Sky Studios Elstree, the large-scale film and TV production facility being developed by Comcast’s European pay-TV operator Sky, sister company NBCUniversal, and finance firm Legal & General, has received the green light to proceed with construction following a decision late Wednesday by the local government, Hertsmere Borough Council.

According to Sky, the studios are likely to generate up to an additional £3 billion ($3.79 million) of production investment in the U.K.’s economy in the first five years of operation. Sky Studios Elstree will become home to a host of Sky Originals, created by Sky Studios, as well as major film productions from Universal Pictures, Focus Features and Working Title, and television series from Universal Studio Group. Independent producers will also be welcome.

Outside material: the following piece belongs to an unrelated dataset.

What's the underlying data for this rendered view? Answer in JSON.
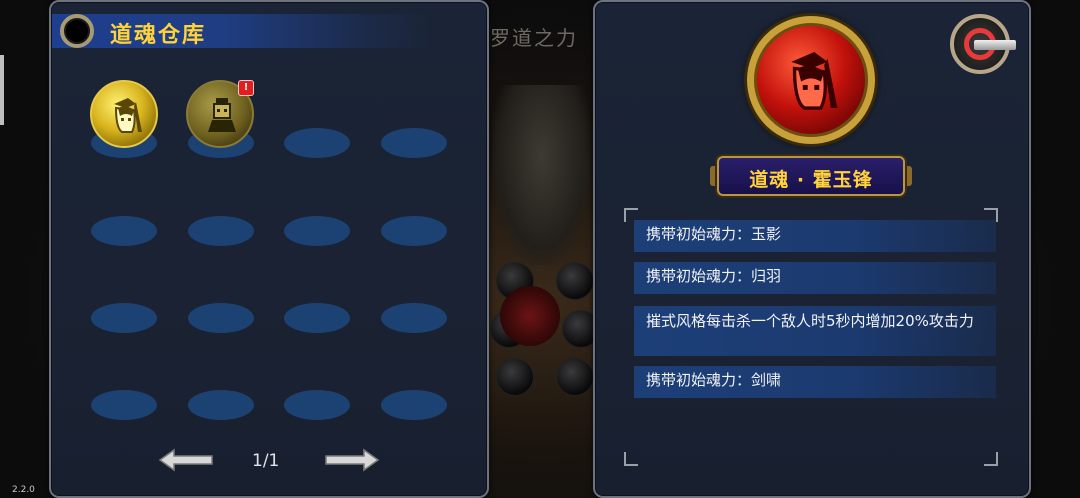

The final design for the facility sees 12 sound stages on site, with the ability to merge together and sub-divide sound stages to accommodate productions of all sizes, Sky said. This means that the biggest sound stages on site can now increase to cover 60,000 sq. ft. if needed, or reduce to much smaller segregated studios, an important consideration in the post-COVID-19 era. The production facilities and digital suites on site will also be set up to facilitate remote working.

The construction phase of the build will contribute £230 million ($291 million) to the British economy over this and next year. Sky Studios Elstree will lead to the creation of more than 2,000 jobs in the local area, including 900 during the construction phase and 1,500 once the studio is operational.

Sky, with 24 million subscribers across seven countries, has been ramping up its investment in original content. Past Sky originals have include its Emmy-winning co-production with HBO “Chernobyl,” BAFTA-winning “Patrick Melrose” and international hit “Babylon Berlin.”

Last year, Sky launched Sky Studios, led by Gary Davey, to be the production vehicle for Sky originals, such as “The Third Day” with Jude Law, “ZeroZeroZero” from the makers of “Gomorrah,” and “The New Pope,” directed by Paolo Sorrentino.

Caroline Cooper, chief financial officer at Sky Studios, told Variety Thursday that the scale of the studios at Elstree reflected Sky’s ambition for its originals.

“One of the key reasons we were looking to build our own [production] capacity is because we’re looking to supercharge our Sky originals,” Cooper said. “They work brilliantly for our customers… they love them. And we want to make more and we’ve got big plans over the next five years to up our investment there. And Sky Studios Elstree is a big part of that – having our own capacity so that we can go on to make bigger and better show.”

The development of the facility is a major vote of confidence in the U.K. as a production hub. “The U.K. is a hugely attractive place to produce shows these days,” Cooper said. “You’ve got a great pool of talent – creatively, but also with crews, a good tax regime, and more and more people are trying to make productions here, and as a result, there really isn’t enough space.”

She added: “We wanted to have much more control over our own destiny here. And so alongside NBCU it was a great opportunity to invest in our own facility, so that we can have our own Sky originals and NBCU films [produced here] – shows that might otherwise have actually been made abroad. It benefits the economy as well. I think we’re looking at over £3 billion of production investment now going through Sky Studios Elstree in the next five years and a huge new opportunity for job creation as well. So it’s a great investment in the U.K. cultural economy.”

Several new film and TV studios are being developed in the U.K. in response to a boom in production there and a shortage of stage space.

The total spend on movie and high-end TV production in the U.K. last year was £3.62 billion ($4.49 billion), a 16% annual increase, and the highest figure ever recorded.

Underpinning that boom is the 25% tax rebate for production, a strong and growing studio infrastructure, a thriving VFX sector, and a rich vein of talent behind and in front of the camera.

Real estate consultancy firm Lambert Smith Hampton estimated last year that an additional 1.8 million square-feet of studio space will be required in the U.K. by 2025.